In summary, the authors noted an association between higher BCAA levels in cord blood, but not maternal blood, and greater risk of ADHD diagnosis in children. There was no significant relationship between cord and maternal BCAA and the risk of childhood ADHD. Overall, the results suggest that higher cord BCAA levels may signal an underlying mechanism that could be contributing to ADHD development.

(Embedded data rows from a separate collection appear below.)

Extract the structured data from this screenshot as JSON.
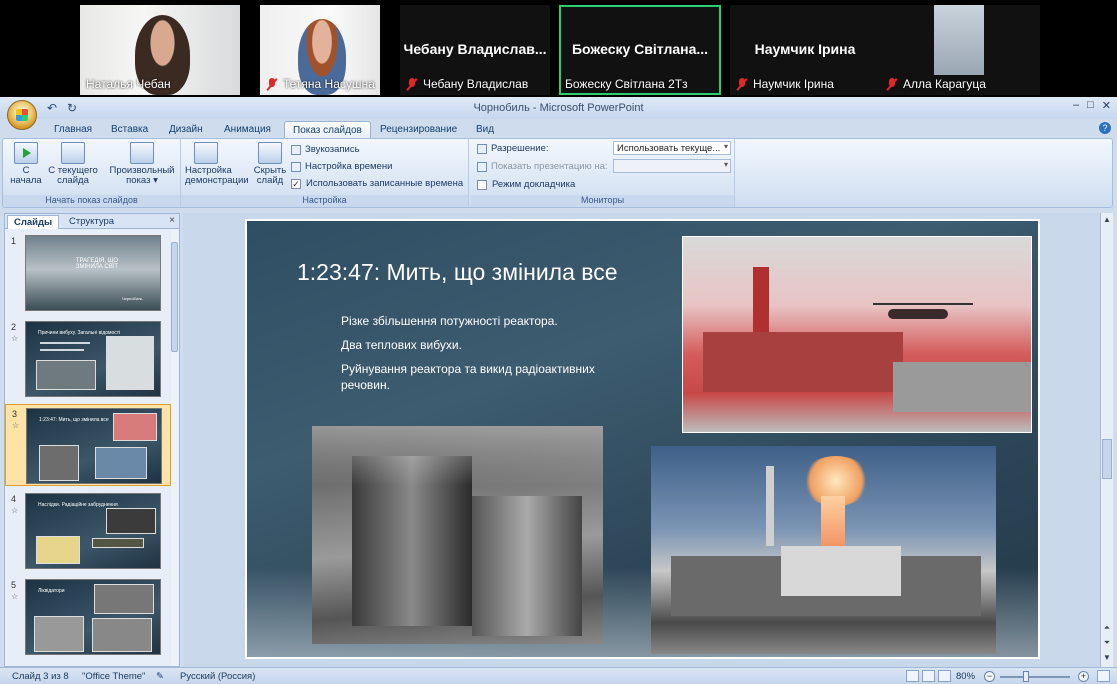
{
  "meeting": {
    "participants": [
      {
        "name": "Наталья Чебан",
        "muted": false
      },
      {
        "name": "Тетяна Насушна",
        "muted": true
      },
      {
        "display": "Чебану Владислав...",
        "name": "Чебану Владислав",
        "muted": true
      },
      {
        "display": "Божеску Світлана...",
        "name": "Божеску Світлана 2Тз",
        "muted": false,
        "active": true
      },
      {
        "display": "Наумчик Ірина",
        "name": "Наумчик Ірина",
        "muted": true
      },
      {
        "name": "Алла Карагуца",
        "muted": true
      }
    ]
  },
  "window": {
    "title": "Чорнобиль - Microsoft PowerPoint",
    "qat_undo": "↶",
    "qat_redo": "↻",
    "controls": [
      "‒",
      "□",
      "✕"
    ]
  },
  "tabs": [
    "Главная",
    "Вставка",
    "Дизайн",
    "Анимация",
    "Показ слайдов",
    "Рецензирование",
    "Вид"
  ],
  "selected_tab": "Показ слайдов",
  "ribbon": {
    "start_group": {
      "label": "Начать показ слайдов",
      "from_start": "С начала",
      "from_current": "С текущего слайда",
      "custom_show": "Произвольный показ"
    },
    "setup_group": {
      "label": "Настройка",
      "setup_show": "Настройка демонстрации",
      "hide_slide": "Скрыть слайд",
      "record_narration": "Звукозапись",
      "rehearse_timings": "Настройка времени",
      "use_timings": "Использовать записанные времена",
      "use_timings_checked": true
    },
    "monitors_group": {
      "label": "Мониторы",
      "resolution_label": "Разрешение:",
      "resolution_value": "Использовать текуще...",
      "show_on_label": "Показать презентацию на:",
      "presenter_view": "Режим докладчика",
      "presenter_view_checked": false
    }
  },
  "slides_panel": {
    "tab_slides": "Слайды",
    "tab_outline": "Структура",
    "close": "×",
    "thumbnails": [
      {
        "num": "1",
        "title": "ТРАГЕДІЯ, ЩО ЗМІНИЛА СВІТ",
        "caption": "Чорнобиль"
      },
      {
        "num": "2",
        "title": "Причини вибуху. Загальні відомості"
      },
      {
        "num": "3",
        "title": "1:23:47: Мить, що змінила все"
      },
      {
        "num": "4",
        "title": "Наслідки. Радіаційне забруднення"
      },
      {
        "num": "5",
        "title": "Ліквідатори"
      }
    ],
    "selected": "3"
  },
  "slide": {
    "title": "1:23:47: Мить, що змінила все",
    "bullets": [
      "Різке збільшення потужності реактора.",
      "Два теплових вибухи.",
      "Руйнування реактора та викид радіоактивних речовин."
    ]
  },
  "status": {
    "slide_counter": "Слайд 3 из 8",
    "theme": "\"Office Theme\"",
    "language": "Русский (Россия)",
    "zoom": "80%"
  },
  "colors": {
    "active_speaker": "#2ecc71",
    "mute": "#e02828",
    "ribbon_bg": "#dde8f6",
    "slide_bg": "#2f4e63"
  }
}
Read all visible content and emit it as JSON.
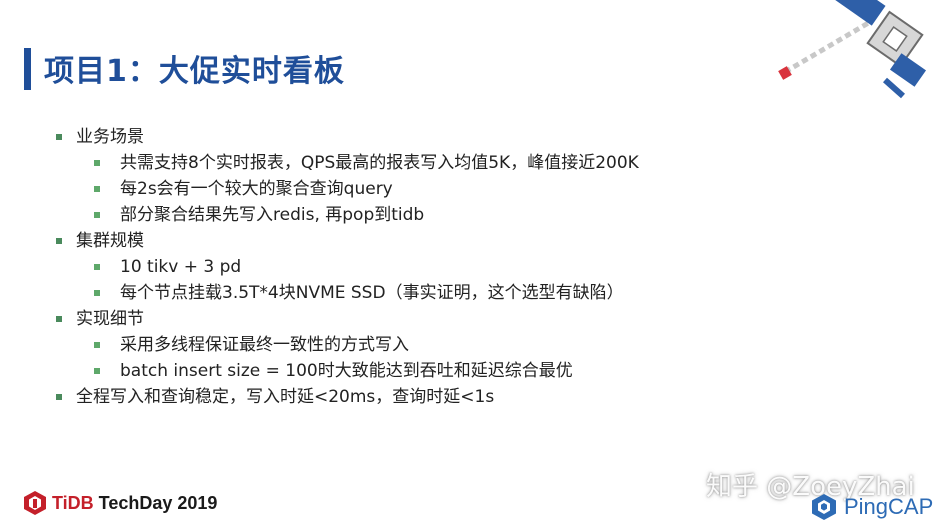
{
  "slide": {
    "title": "项目1：大促实时看板",
    "bullets": [
      {
        "level": 1,
        "text": "业务场景"
      },
      {
        "level": 2,
        "text": "共需支持8个实时报表，QPS最高的报表写入均值5K，峰值接近200K"
      },
      {
        "level": 2,
        "text": "每2s会有一个较大的聚合查询query"
      },
      {
        "level": 2,
        "text": "部分聚合结果先写入redis, 再pop到tidb"
      },
      {
        "level": 1,
        "text": "集群规模"
      },
      {
        "level": 2,
        "text": "10 tikv + 3 pd"
      },
      {
        "level": 2,
        "text": "每个节点挂载3.5T*4块NVME SSD（事实证明，这个选型有缺陷）"
      },
      {
        "level": 1,
        "text": "实现细节"
      },
      {
        "level": 2,
        "text": "采用多线程保证最终一致性的方式写入"
      },
      {
        "level": 2,
        "text": "batch insert size = 100时大致能达到吞吐和延迟综合最优"
      },
      {
        "level": 1,
        "text": "全程写入和查询稳定，写入时延<20ms，查询时延<1s"
      }
    ]
  },
  "footer": {
    "event_brand": "TiDB",
    "event_name": " TechDay 2019",
    "company": "PingCAP",
    "watermark": "知乎 @ZoeyZhai"
  },
  "colors": {
    "title": "#1f4e99",
    "bullet_l1": "#4a8a5c",
    "bullet_l2": "#5ea86a",
    "tidb_red": "#c4202a",
    "pingcap_blue": "#2d6bb5"
  },
  "icons": {
    "decoration": "satellite-icon",
    "event_logo": "tidb-logo-icon",
    "company_logo": "pingcap-logo-icon"
  }
}
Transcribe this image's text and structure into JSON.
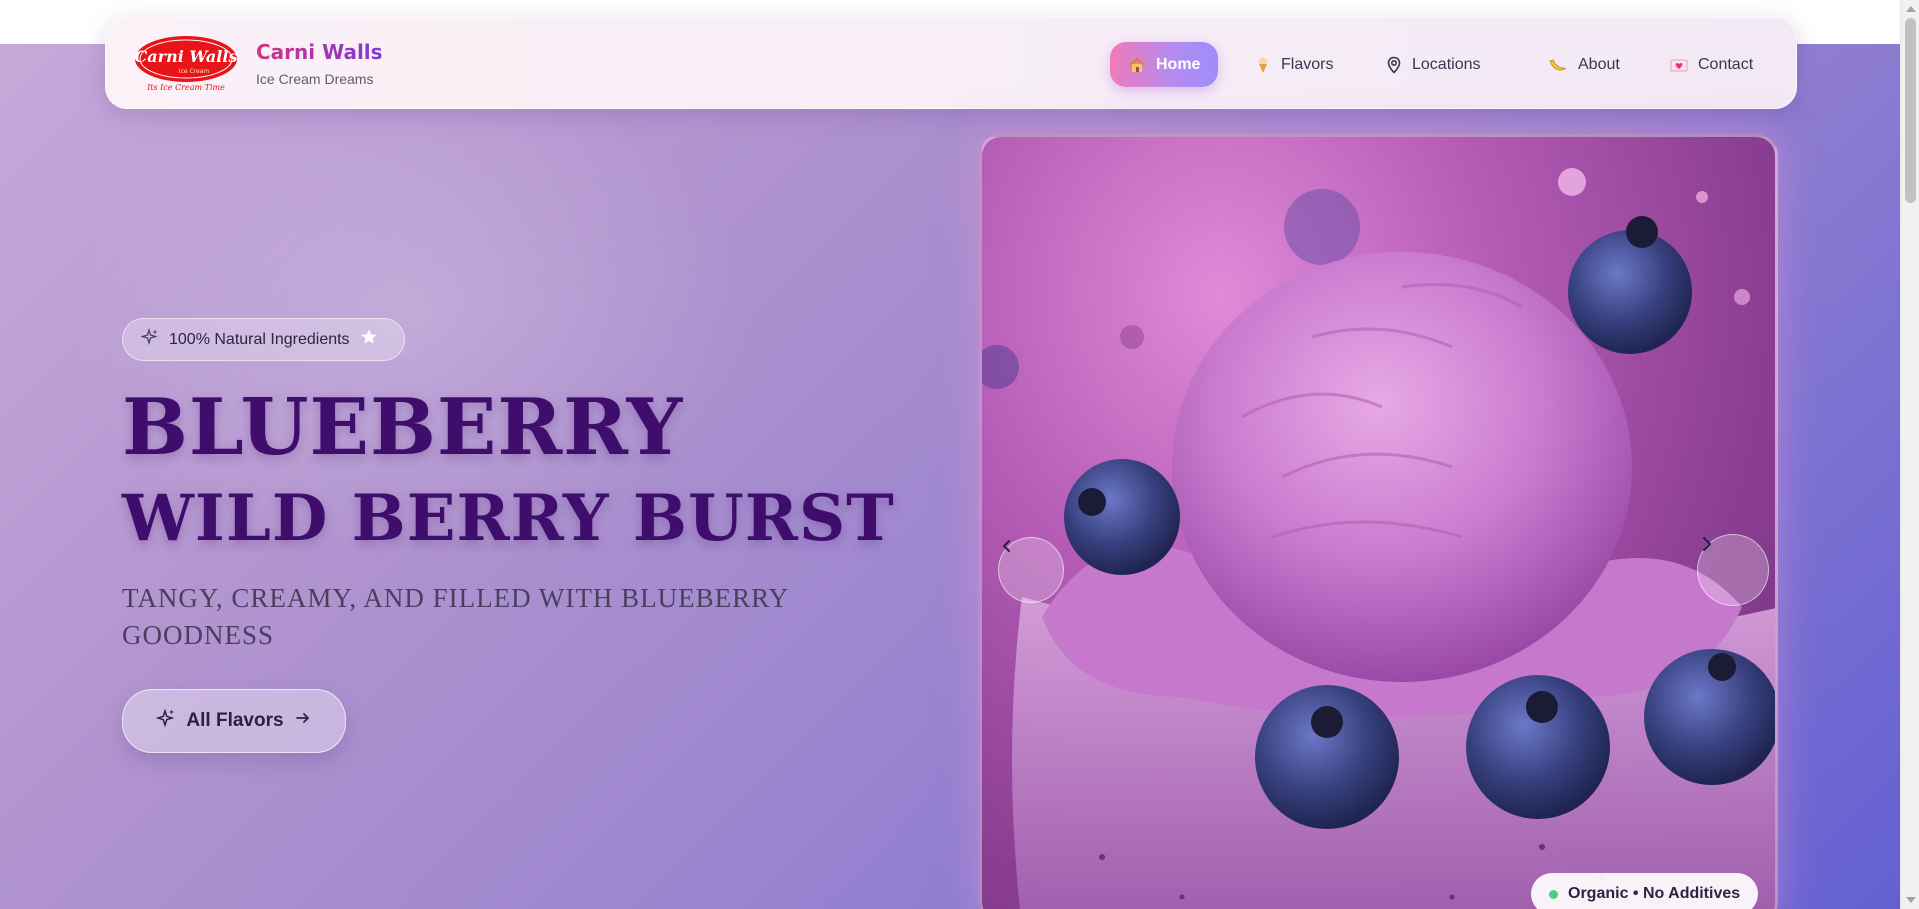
{
  "brand": {
    "logo_text": "Carni Walls",
    "logo_sub": "Ice Cream",
    "logo_tagline": "Ice Cream Time",
    "name": "Carni Walls",
    "tagline": "Ice Cream Dreams"
  },
  "nav": {
    "items": [
      {
        "label": "Home",
        "icon": "house-icon",
        "active": true
      },
      {
        "label": "Flavors",
        "icon": "ice-cream-cone-icon",
        "active": false
      },
      {
        "label": "Locations",
        "icon": "map-pin-icon",
        "active": false
      },
      {
        "label": "About",
        "icon": "banana-icon",
        "active": false
      },
      {
        "label": "Contact",
        "icon": "heart-letter-icon",
        "active": false
      }
    ]
  },
  "hero": {
    "badge": "100% Natural Ingredients",
    "title_line1": "BLUEBERRY",
    "title_line2": "WILD BERRY BURST",
    "description": "TANGY, CREAMY, AND FILLED WITH BLUEBERRY GOODNESS",
    "cta_label": "All Flavors"
  },
  "carousel": {
    "image_subject": "blueberry-ice-cream-bowl",
    "badge": "Organic • No Additives"
  },
  "colors": {
    "title": "#3f0d6b",
    "brand_gradient_start": "#d63384",
    "brand_gradient_end": "#7a3bd6",
    "active_nav_start": "#f07ab8",
    "active_nav_end": "#9d8df7",
    "organic_dot": "#4cd07d"
  }
}
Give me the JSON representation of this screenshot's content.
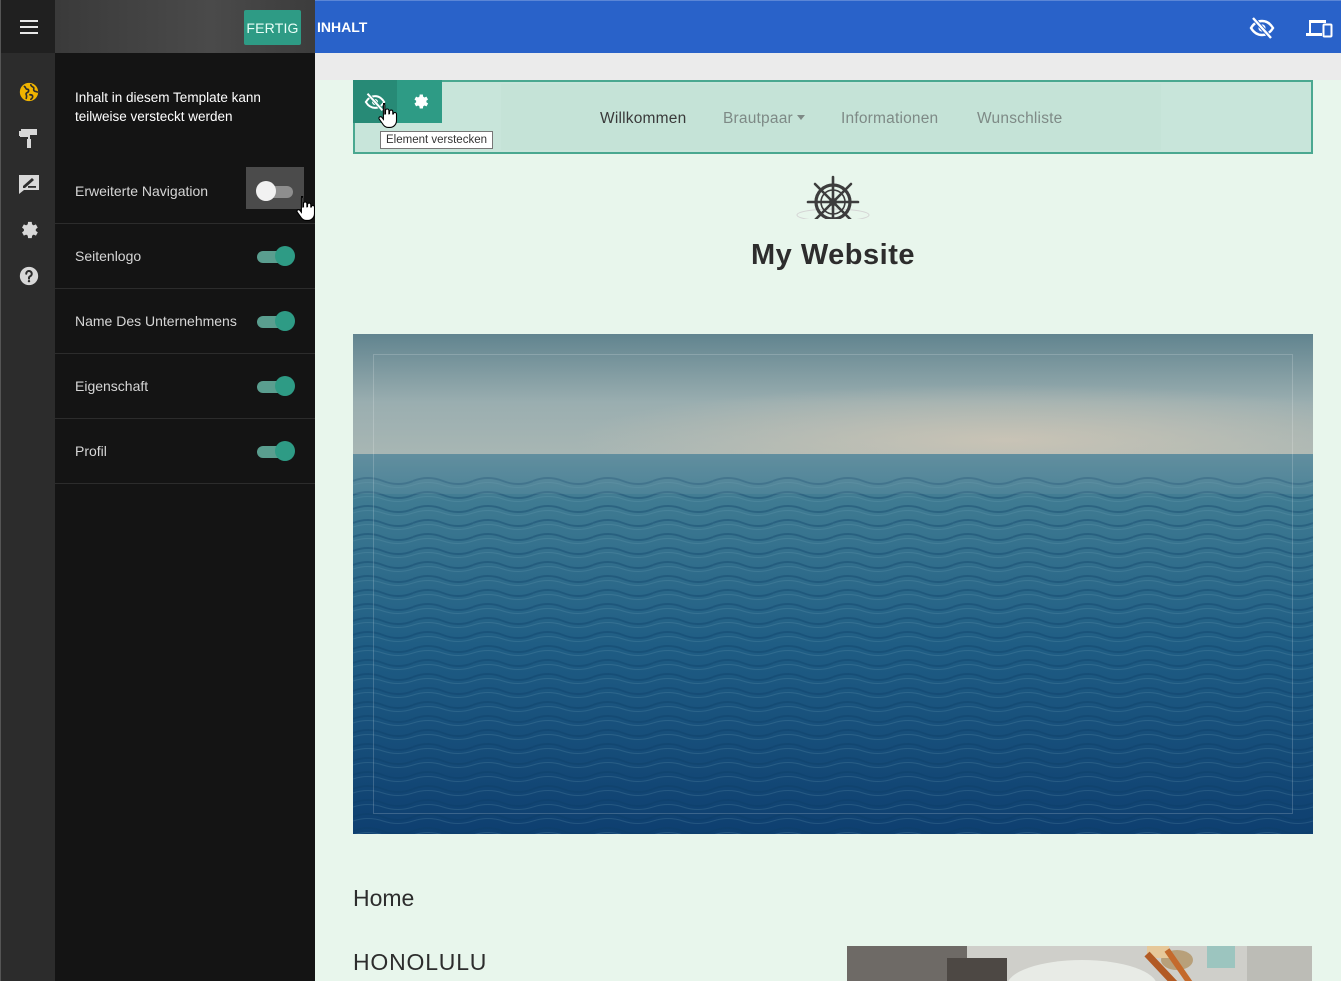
{
  "rail": {
    "menu_icon": "hamburger-icon",
    "items": [
      {
        "icon": "globe-icon",
        "active": true,
        "color": "#f0b400"
      },
      {
        "icon": "paint-roller-icon",
        "active": false
      },
      {
        "icon": "edit-sign-icon",
        "active": false
      },
      {
        "icon": "gear-icon",
        "active": false
      },
      {
        "icon": "help-icon",
        "active": false
      }
    ]
  },
  "panel": {
    "done_label": "FERTIG",
    "note": "Inhalt in diesem Template kann teilweise versteckt werden",
    "options": [
      {
        "label": "Erweiterte Navigation",
        "enabled": false
      },
      {
        "label": "Seitenlogo",
        "enabled": true
      },
      {
        "label": "Name Des Unternehmens",
        "enabled": true
      },
      {
        "label": "Eigenschaft",
        "enabled": true
      },
      {
        "label": "Profil",
        "enabled": true
      }
    ]
  },
  "topbar": {
    "title": "INHALT",
    "hide_icon": "eye-off-icon",
    "device_icon": "devices-icon"
  },
  "editor": {
    "tooltip": "Element verstecken",
    "toolbar_icons": [
      "eye-off-icon",
      "gear-icon"
    ]
  },
  "site": {
    "nav": [
      "Willkommen",
      "Brautpaar",
      "Informationen",
      "Wunschliste"
    ],
    "logo_icon": "ship-wheel-icon",
    "title": "My Website",
    "home_heading": "Home",
    "section_heading": "HONOLULU"
  },
  "colors": {
    "accent": "#2e9b85",
    "topbar": "#2962c9",
    "canvas": "#e8f6ec",
    "rail_active": "#f0b400"
  }
}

The authors suggested that further investigations are required to confirm the findings of this study and explain the mechanisms behind prenatal BCAA levels and ADHD pathophysiology.
*The Boston Birth Cohort is an ongoing study at the Boston Medical Centre that monitors births within a predominantly urban, low-income, US minority population
†Exclusion criteria for the study included: mothers with multiple gestation pregnancies, pregnancies due to in vitro fertilisation, and babies with chromosomal abnormalities or major birth defects
‡Maternal covariates included: age at delivery, race/ethnicity, parity, smoking during pregnancy and education
§Child covariates included: child’s sex, preterm and birthweight
Anand NS, Ji Y, Wang G, et al. Maternal and cord plasma branched-chain amino acids and child risk of attention-deficit hyperactivity disorder: a prospective birth cohort study. J Child Psychol Psychiatry 2020; Epub ahead of print.
Panjwani AA, Ji Y, Fahey JW, et al. Maternal obesity/diabetes, plasma branched-chain amino acids (BCAAs), and autism spectrum disorder risk in urban low-income children: evidence of sex difference. Autism Res 2019; 12: 1562-1573.